**WHAT TO DO:** Each line of the records below needs repeating exactly. Skip the pictures.

=== Section Start ===

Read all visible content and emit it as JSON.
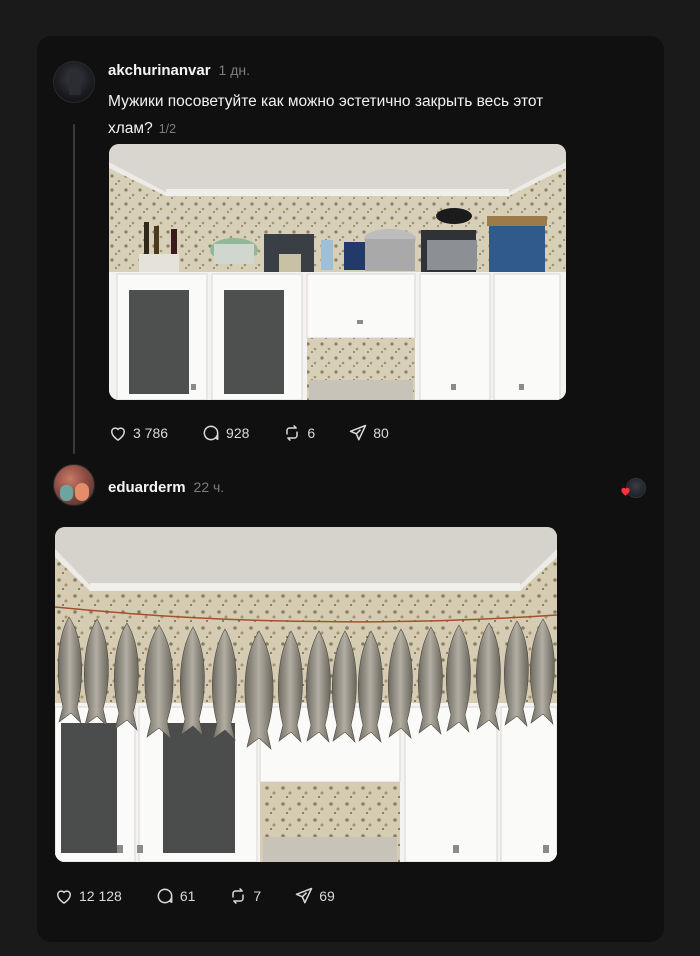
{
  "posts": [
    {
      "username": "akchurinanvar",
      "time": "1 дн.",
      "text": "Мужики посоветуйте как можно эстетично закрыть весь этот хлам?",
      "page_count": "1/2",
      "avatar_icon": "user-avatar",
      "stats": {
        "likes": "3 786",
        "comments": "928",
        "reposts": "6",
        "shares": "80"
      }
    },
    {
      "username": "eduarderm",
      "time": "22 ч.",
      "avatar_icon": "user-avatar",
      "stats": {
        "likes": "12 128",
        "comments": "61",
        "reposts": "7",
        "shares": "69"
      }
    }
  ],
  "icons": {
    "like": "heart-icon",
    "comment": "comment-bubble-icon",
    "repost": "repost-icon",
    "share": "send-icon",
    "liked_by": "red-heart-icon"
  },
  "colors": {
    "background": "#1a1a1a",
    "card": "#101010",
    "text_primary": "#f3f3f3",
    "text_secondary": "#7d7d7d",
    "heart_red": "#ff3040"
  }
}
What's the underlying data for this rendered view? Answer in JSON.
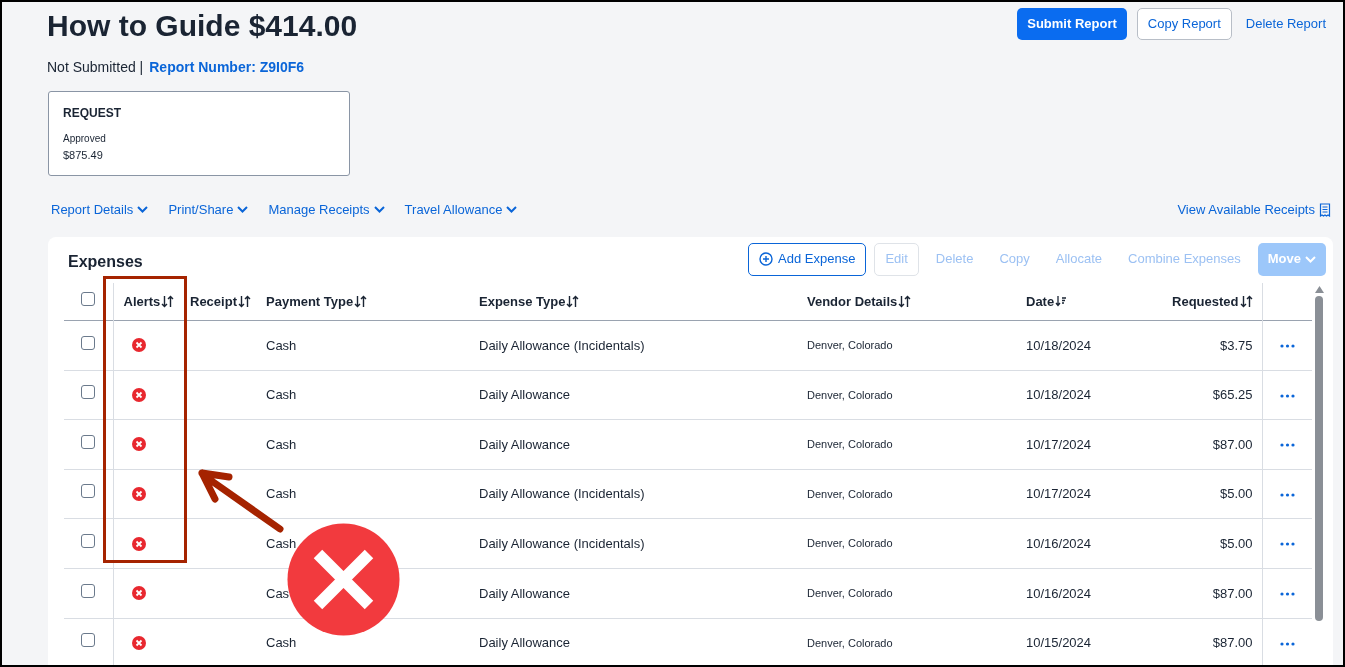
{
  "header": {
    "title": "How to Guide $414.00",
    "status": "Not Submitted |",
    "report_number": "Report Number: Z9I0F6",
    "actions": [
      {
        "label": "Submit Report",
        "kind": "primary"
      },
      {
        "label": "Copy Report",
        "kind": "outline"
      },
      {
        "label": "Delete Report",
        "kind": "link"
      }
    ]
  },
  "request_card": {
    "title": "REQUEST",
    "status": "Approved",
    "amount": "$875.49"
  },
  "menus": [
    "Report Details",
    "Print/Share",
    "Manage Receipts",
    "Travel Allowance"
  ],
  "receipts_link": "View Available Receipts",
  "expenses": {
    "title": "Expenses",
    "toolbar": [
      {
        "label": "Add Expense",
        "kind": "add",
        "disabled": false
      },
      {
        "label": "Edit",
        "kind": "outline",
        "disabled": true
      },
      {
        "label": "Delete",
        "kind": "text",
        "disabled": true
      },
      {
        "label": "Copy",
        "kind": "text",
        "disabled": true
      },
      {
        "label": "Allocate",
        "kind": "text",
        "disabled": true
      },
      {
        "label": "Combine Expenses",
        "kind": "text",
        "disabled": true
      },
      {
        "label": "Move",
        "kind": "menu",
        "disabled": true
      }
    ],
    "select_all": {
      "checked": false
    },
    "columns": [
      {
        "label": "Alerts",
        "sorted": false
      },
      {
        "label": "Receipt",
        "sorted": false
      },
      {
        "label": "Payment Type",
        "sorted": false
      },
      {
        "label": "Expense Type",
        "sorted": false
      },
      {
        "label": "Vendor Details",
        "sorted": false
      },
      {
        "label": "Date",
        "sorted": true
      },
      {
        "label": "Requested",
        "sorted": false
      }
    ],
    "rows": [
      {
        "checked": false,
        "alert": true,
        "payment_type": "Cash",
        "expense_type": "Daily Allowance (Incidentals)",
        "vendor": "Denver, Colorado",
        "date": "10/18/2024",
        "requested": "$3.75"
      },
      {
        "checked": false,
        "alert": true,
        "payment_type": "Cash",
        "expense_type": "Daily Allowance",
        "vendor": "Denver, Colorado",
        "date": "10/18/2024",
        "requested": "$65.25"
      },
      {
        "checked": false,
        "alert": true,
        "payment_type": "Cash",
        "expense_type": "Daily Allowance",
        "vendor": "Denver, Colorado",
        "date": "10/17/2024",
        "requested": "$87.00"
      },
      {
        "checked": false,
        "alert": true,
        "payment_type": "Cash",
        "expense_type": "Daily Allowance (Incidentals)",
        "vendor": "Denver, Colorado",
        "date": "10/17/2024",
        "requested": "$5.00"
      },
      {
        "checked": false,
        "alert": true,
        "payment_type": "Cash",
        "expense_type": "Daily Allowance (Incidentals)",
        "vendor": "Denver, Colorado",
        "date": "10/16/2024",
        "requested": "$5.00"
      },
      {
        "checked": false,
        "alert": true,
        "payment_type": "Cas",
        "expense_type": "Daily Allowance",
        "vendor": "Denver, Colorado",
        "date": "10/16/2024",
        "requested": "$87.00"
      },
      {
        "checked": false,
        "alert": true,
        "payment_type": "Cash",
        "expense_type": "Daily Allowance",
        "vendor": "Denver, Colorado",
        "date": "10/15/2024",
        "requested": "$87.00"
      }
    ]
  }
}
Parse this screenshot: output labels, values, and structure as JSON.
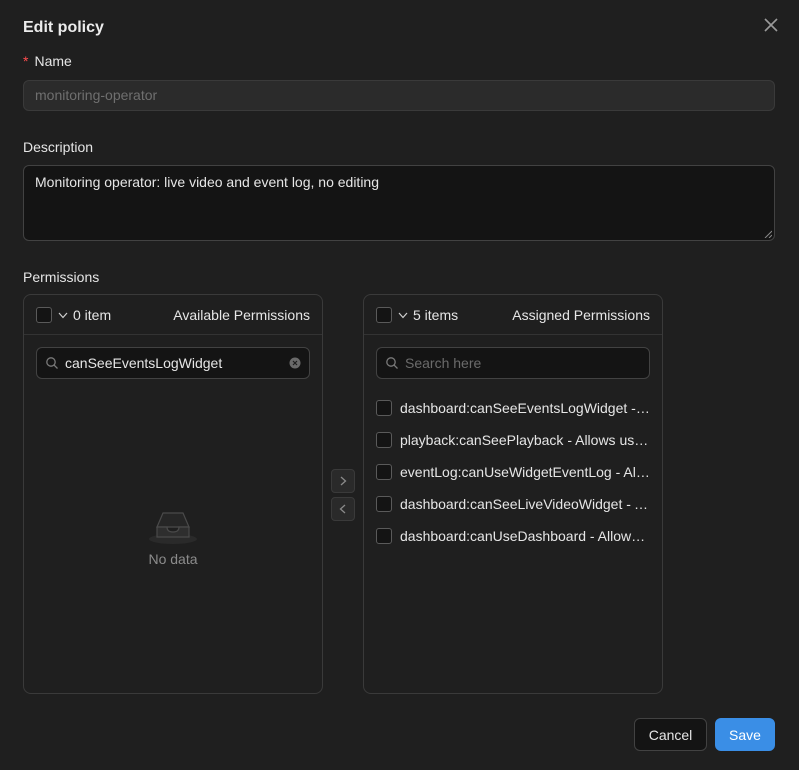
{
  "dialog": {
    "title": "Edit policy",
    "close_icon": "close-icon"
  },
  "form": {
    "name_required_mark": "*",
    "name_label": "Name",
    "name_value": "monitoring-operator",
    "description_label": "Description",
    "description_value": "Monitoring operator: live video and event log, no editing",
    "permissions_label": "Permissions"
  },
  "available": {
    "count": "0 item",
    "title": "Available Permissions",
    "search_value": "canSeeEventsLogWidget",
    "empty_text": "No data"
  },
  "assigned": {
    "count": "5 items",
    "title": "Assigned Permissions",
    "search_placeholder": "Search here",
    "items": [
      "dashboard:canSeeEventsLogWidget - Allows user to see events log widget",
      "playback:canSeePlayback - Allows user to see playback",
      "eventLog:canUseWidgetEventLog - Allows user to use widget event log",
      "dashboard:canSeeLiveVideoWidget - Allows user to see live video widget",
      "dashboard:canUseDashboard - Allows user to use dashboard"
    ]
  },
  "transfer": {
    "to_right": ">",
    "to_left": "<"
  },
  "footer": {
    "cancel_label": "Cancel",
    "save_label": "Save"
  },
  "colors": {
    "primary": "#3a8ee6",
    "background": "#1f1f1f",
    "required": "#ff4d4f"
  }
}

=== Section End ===

**ANSWER TO THIS TASK:**
Read all visible content and emit it as JSON.
{
  "posts": [
    {
      "username": "akchurinanvar",
      "time": "1 дн.",
      "text": "Мужики посоветуйте как можно эстетично закрыть весь этот хлам?",
      "page_count": "1/2",
      "avatar_icon": "user-avatar",
      "stats": {
        "likes": "3 786",
        "comments": "928",
        "reposts": "6",
        "shares": "80"
      }
    },
    {
      "username": "eduarderm",
      "time": "22 ч.",
      "avatar_icon": "user-avatar",
      "stats": {
        "likes": "12 128",
        "comments": "61",
        "reposts": "7",
        "shares": "69"
      }
    }
  ],
  "icons": {
    "like": "heart-icon",
    "comment": "comment-bubble-icon",
    "repost": "repost-icon",
    "share": "send-icon",
    "liked_by": "red-heart-icon"
  },
  "colors": {
    "background": "#1a1a1a",
    "card": "#101010",
    "text_primary": "#f3f3f3",
    "text_secondary": "#7d7d7d",
    "heart_red": "#ff3040"
  }
}
What's the underlying data for this rendered view? Answer in JSON.
{
  "header": {
    "title": "How to Guide $414.00",
    "status": "Not Submitted |",
    "report_number": "Report Number: Z9I0F6",
    "actions": [
      {
        "label": "Submit Report",
        "kind": "primary"
      },
      {
        "label": "Copy Report",
        "kind": "outline"
      },
      {
        "label": "Delete Report",
        "kind": "link"
      }
    ]
  },
  "request_card": {
    "title": "REQUEST",
    "status": "Approved",
    "amount": "$875.49"
  },
  "menus": [
    "Report Details",
    "Print/Share",
    "Manage Receipts",
    "Travel Allowance"
  ],
  "receipts_link": "View Available Receipts",
  "expenses": {
    "title": "Expenses",
    "toolbar": [
      {
        "label": "Add Expense",
        "kind": "add",
        "disabled": false
      },
      {
        "label": "Edit",
        "kind": "outline",
        "disabled": true
      },
      {
        "label": "Delete",
        "kind": "text",
        "disabled": true
      },
      {
        "label": "Copy",
        "kind": "text",
        "disabled": true
      },
      {
        "label": "Allocate",
        "kind": "text",
        "disabled": true
      },
      {
        "label": "Combine Expenses",
        "kind": "text",
        "disabled": true
      },
      {
        "label": "Move",
        "kind": "menu",
        "disabled": true
      }
    ],
    "select_all": {
      "checked": false
    },
    "columns": [
      {
        "label": "Alerts",
        "sorted": false
      },
      {
        "label": "Receipt",
        "sorted": false
      },
      {
        "label": "Payment Type",
        "sorted": false
      },
      {
        "label": "Expense Type",
        "sorted": false
      },
      {
        "label": "Vendor Details",
        "sorted": false
      },
      {
        "label": "Date",
        "sorted": true
      },
      {
        "label": "Requested",
        "sorted": false
      }
    ],
    "rows": [
      {
        "checked": false,
        "alert": true,
        "payment_type": "Cash",
        "expense_type": "Daily Allowance (Incidentals)",
        "vendor": "Denver, Colorado",
        "date": "10/18/2024",
        "requested": "$3.75"
      },
      {
        "checked": false,
        "alert": true,
        "payment_type": "Cash",
        "expense_type": "Daily Allowance",
        "vendor": "Denver, Colorado",
        "date": "10/18/2024",
        "requested": "$65.25"
      },
      {
        "checked": false,
        "alert": true,
        "payment_type": "Cash",
        "expense_type": "Daily Allowance",
        "vendor": "Denver, Colorado",
        "date": "10/17/2024",
        "requested": "$87.00"
      },
      {
        "checked": false,
        "alert": true,
        "payment_type": "Cash",
        "expense_type": "Daily Allowance (Incidentals)",
        "vendor": "Denver, Colorado",
        "date": "10/17/2024",
        "requested": "$5.00"
      },
      {
        "checked": false,
        "alert": true,
        "payment_type": "Cash",
        "expense_type": "Daily Allowance (Incidentals)",
        "vendor": "Denver, Colorado",
        "date": "10/16/2024",
        "requested": "$5.00"
      },
      {
        "checked": false,
        "alert": true,
        "payment_type": "Cas",
        "expense_type": "Daily Allowance",
        "vendor": "Denver, Colorado",
        "date": "10/16/2024",
        "requested": "$87.00"
      },
      {
        "checked": false,
        "alert": true,
        "payment_type": "Cash",
        "expense_type": "Daily Allowance",
        "vendor": "Denver, Colorado",
        "date": "10/15/2024",
        "requested": "$87.00"
      }
    ]
  }
}
Parse this screenshot: output labels, values, and structure as JSON.
{
  "dialog": {
    "title": "Edit policy",
    "close_icon": "close-icon"
  },
  "form": {
    "name_required_mark": "*",
    "name_label": "Name",
    "name_value": "monitoring-operator",
    "description_label": "Description",
    "description_value": "Monitoring operator: live video and event log, no editing",
    "permissions_label": "Permissions"
  },
  "available": {
    "count": "0 item",
    "title": "Available Permissions",
    "search_value": "canSeeEventsLogWidget",
    "empty_text": "No data"
  },
  "assigned": {
    "count": "5 items",
    "title": "Assigned Permissions",
    "search_placeholder": "Search here",
    "items": [
      "dashboard:canSeeEventsLogWidget - Allows user to see events log widget",
      "playback:canSeePlayback - Allows user to see playback",
      "eventLog:canUseWidgetEventLog - Allows user to use widget event log",
      "dashboard:canSeeLiveVideoWidget - Allows user to see live video widget",
      "dashboard:canUseDashboard - Allows user to use dashboard"
    ]
  },
  "transfer": {
    "to_right": ">",
    "to_left": "<"
  },
  "footer": {
    "cancel_label": "Cancel",
    "save_label": "Save"
  },
  "colors": {
    "primary": "#3a8ee6",
    "background": "#1f1f1f",
    "required": "#ff4d4f"
  }
}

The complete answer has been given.